Fiji in less than 24 hours! We are just about to make a crucial turn around Wailangilala Light on the NE edge of the Fiji Islands, Lau Group, a long awaited waypoint on this passage. First we had to slip through two reefs and soon will round another larger reef called, Duff reef, before we can make that turn. We are doing this all the while facing weather that has given us our new personal records of 36 kts, 15 foot plus seas, and an all-time surf down a wave record of 13.2 knots GPS speed.

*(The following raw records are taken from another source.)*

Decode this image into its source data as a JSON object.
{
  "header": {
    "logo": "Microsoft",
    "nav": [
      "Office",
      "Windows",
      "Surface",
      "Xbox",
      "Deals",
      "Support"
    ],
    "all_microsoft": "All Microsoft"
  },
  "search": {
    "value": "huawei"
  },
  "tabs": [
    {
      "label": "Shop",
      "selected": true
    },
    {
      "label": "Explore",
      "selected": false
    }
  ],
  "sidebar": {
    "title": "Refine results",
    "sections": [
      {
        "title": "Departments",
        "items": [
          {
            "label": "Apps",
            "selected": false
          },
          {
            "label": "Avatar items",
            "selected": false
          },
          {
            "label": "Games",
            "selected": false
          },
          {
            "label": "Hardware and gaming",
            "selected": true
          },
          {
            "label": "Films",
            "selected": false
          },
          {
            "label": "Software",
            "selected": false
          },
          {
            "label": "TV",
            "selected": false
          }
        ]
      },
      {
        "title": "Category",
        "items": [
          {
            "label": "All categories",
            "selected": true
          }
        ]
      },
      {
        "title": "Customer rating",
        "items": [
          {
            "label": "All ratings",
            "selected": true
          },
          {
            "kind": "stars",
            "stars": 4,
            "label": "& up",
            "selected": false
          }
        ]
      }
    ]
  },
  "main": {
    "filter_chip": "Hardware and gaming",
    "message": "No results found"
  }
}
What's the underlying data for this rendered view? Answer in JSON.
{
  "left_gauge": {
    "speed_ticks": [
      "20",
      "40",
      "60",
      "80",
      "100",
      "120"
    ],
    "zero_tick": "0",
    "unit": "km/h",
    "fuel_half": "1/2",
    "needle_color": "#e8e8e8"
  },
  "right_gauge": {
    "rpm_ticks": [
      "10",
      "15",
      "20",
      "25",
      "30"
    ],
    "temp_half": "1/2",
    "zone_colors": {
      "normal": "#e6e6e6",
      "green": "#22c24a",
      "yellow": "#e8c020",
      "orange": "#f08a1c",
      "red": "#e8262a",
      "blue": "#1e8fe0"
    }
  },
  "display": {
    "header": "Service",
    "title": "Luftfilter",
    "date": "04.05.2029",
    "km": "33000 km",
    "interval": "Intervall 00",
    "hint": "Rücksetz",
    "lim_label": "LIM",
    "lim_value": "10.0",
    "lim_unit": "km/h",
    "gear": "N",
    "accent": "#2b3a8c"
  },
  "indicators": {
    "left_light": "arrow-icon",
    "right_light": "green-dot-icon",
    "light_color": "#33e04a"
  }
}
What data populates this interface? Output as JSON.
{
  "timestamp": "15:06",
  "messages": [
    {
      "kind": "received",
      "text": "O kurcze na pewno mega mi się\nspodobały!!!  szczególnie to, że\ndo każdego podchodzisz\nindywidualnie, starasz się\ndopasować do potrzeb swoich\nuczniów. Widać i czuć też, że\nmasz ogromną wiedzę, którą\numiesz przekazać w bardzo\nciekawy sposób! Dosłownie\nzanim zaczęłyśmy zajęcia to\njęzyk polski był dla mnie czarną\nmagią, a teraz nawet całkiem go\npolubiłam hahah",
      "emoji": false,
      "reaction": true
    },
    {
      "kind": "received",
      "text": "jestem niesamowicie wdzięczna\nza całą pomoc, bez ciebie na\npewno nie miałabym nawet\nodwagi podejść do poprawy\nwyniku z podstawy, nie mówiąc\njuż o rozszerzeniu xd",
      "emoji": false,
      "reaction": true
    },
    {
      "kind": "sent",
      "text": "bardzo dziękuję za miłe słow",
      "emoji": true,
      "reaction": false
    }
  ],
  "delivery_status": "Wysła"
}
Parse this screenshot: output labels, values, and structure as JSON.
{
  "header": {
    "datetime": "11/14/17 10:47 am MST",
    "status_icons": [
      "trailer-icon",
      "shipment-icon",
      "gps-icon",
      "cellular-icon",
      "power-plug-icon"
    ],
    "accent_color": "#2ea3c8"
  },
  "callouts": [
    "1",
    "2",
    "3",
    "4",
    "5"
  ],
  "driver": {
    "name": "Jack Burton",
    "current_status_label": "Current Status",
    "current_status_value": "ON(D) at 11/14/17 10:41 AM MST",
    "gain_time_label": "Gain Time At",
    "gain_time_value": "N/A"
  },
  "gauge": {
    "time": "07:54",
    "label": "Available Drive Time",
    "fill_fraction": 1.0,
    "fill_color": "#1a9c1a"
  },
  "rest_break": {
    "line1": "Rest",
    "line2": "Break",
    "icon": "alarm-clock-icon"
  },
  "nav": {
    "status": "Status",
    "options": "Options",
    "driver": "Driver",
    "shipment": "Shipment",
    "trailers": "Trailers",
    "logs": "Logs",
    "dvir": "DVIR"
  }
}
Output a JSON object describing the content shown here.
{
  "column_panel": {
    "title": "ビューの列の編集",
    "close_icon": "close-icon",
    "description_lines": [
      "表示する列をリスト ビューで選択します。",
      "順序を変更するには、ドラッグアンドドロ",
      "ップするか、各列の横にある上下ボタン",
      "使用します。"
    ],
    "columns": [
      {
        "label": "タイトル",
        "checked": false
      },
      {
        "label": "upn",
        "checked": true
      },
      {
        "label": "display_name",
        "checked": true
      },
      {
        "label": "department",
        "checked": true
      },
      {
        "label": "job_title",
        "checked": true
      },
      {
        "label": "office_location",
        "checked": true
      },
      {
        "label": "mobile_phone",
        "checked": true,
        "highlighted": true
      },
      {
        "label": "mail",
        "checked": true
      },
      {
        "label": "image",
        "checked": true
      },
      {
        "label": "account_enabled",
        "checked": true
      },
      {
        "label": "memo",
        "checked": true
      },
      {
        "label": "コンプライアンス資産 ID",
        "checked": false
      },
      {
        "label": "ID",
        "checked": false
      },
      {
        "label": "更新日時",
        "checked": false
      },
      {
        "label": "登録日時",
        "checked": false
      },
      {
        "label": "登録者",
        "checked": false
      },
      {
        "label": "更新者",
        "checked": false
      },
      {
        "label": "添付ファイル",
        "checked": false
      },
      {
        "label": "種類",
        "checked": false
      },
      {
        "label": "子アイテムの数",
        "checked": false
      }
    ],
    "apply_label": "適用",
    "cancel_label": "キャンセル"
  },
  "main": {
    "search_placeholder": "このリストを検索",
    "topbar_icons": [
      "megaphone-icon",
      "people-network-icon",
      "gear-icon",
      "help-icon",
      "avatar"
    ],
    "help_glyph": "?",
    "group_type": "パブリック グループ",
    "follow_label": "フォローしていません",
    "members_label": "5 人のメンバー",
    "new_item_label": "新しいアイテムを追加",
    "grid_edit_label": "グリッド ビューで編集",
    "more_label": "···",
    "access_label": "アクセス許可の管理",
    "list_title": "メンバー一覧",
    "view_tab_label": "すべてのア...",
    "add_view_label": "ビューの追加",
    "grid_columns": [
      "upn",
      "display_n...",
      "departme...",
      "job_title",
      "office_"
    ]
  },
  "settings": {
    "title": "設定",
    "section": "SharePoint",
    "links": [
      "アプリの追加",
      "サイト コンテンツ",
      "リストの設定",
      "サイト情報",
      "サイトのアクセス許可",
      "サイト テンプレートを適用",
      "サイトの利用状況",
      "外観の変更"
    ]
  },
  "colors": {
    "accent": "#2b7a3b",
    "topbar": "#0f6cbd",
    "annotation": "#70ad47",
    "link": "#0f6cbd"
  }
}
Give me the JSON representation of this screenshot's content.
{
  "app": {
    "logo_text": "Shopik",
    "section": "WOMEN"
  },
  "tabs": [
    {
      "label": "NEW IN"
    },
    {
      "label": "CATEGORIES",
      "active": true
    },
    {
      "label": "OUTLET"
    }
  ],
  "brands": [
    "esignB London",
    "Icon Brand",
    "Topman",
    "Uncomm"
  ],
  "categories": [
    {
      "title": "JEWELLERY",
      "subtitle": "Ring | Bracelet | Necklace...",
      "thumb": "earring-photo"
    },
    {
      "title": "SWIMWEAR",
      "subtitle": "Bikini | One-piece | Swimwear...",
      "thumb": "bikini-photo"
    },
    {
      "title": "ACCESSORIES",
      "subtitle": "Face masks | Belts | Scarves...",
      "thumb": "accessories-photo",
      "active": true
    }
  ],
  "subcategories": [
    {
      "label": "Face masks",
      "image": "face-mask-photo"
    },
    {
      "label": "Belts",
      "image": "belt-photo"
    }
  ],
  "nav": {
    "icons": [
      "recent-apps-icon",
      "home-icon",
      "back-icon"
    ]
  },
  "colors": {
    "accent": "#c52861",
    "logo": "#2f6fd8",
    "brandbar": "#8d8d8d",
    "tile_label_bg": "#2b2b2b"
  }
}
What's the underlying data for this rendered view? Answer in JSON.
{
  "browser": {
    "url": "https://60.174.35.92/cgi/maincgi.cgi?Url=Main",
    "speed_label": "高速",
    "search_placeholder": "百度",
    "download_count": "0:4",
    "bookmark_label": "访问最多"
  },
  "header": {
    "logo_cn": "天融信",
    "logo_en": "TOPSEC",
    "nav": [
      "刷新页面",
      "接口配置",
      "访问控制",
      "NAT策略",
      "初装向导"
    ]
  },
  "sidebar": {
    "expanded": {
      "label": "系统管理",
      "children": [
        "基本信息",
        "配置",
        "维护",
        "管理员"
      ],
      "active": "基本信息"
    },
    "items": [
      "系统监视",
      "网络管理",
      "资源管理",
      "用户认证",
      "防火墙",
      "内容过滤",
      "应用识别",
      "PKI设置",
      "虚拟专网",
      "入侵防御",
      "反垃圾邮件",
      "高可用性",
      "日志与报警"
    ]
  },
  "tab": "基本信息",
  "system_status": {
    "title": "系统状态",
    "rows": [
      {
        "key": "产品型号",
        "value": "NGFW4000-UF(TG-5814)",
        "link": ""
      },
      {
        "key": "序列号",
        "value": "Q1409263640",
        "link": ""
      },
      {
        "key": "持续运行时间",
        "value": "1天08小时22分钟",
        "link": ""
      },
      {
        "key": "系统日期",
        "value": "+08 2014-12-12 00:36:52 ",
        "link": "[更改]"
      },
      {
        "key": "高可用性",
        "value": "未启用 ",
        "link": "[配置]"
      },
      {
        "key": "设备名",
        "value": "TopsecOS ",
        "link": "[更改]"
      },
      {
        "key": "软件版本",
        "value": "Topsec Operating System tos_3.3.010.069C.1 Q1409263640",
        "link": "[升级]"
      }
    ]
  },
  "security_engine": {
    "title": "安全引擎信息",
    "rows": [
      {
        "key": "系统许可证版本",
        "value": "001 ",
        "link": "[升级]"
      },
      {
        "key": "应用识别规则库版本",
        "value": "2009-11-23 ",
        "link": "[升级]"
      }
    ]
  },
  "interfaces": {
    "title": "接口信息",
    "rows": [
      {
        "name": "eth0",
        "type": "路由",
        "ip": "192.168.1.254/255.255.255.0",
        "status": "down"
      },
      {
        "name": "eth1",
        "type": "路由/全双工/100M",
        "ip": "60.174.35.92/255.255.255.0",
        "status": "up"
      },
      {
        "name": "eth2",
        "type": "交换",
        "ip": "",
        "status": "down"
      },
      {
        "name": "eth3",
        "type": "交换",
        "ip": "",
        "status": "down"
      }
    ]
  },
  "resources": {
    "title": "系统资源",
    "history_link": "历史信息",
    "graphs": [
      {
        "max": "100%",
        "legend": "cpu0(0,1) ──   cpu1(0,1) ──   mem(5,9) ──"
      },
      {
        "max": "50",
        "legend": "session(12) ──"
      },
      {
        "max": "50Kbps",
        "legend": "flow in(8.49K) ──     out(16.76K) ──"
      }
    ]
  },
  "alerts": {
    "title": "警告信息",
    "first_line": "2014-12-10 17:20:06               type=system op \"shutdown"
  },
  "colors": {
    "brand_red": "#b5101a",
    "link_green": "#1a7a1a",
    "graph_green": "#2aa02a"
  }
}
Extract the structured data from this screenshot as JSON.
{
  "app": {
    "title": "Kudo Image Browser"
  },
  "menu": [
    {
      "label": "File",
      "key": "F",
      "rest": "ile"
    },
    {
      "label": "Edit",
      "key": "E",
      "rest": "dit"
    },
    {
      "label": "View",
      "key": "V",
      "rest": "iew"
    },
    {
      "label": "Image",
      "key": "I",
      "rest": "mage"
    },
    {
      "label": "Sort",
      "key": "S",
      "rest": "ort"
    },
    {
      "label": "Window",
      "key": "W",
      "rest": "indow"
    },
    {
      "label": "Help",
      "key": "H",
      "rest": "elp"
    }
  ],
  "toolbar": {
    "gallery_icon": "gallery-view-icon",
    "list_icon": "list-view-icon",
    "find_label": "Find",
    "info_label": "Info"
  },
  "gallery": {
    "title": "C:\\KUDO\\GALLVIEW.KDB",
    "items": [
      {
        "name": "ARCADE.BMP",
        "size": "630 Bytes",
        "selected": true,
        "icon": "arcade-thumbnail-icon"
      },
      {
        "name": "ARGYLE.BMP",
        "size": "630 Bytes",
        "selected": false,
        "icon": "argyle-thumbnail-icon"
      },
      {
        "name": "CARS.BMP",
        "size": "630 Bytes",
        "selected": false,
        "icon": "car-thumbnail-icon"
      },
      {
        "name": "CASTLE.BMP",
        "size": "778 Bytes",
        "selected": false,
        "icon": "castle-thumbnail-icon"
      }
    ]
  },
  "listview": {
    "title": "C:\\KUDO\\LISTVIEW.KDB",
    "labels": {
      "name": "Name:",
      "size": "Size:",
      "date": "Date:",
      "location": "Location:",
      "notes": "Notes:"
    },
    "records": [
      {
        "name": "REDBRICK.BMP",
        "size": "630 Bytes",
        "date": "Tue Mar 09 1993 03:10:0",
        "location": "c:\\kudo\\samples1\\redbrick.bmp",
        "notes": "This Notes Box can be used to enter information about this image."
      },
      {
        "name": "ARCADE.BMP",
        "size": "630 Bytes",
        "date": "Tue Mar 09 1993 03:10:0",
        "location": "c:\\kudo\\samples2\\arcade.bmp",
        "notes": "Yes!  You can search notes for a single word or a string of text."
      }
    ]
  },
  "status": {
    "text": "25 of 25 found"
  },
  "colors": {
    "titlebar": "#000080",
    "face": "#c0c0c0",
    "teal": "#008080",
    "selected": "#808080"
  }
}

Theoretically our 33ft boat can travel 8.0 kts (this is calculated using the length at the waterline); realistically, we can travel at 6.5 knots comfortably if the sails are balanced and the seas are at the right angle. So 13.2 is rockin! Our other surfing moments were more like 10 and 11 kts and we had that happen maybe 10 times. At one point in the night we were slammed by a side wave that flipped open our hatch cover and dumped a bunch of water in the cabin. Ooops, we forgot to put the extra clip on the hatch lock. Otherwise, we're surviving the passage thanks again to Eric who is eternally optimistic and incredibly capable. He may even rightly claim single-handing some of this trip to Australia as I shut down when the wave action is too much. Give the kids snack and a book on tape and they can handle anything.
We will be in Fiji instead of back in Vavau awaiting a chart plotter replacement because we simply abandoned that problem and worked out another solution to our overall issue. We've blogged about that before (Eric downloaded software for a very old chartplotter we had in storage and our Fiji chip fired up just fine, albeit ¼ of the screen size we paid so dearly for.) We've also had problems holding our course on this passage because we had to travel 150 miles dead-down wind. Our boat sails best down wind when the wind angle is 120 to 140. We've had to keep it around 180 without gibing the boom just so we can keep our course. We've had to be precise because of the numerous reefs and shoals that dot the area between Tonga and Fiji. Yesterday we realized that we weren't going to be able to keep our course. We toyed with the idea of gibing to track North for a few miles and restart our position on the original course line, but in the end we decided to abandon that problem and plot a new course (not ideal but manageable) and try to keep to that instead. While solving other problems on this trip I find that we've employed a similar strategy to great result: If the problem you are trying to solve becomes to cumbersome, stop trying to solve it and focus on the result you want instead. Reinvent the issue in a way that you can solve it. We've had to cast off so many original plans and create new ones in order to move along. I am thankful for the opportunity to reflect on that in a conscious way.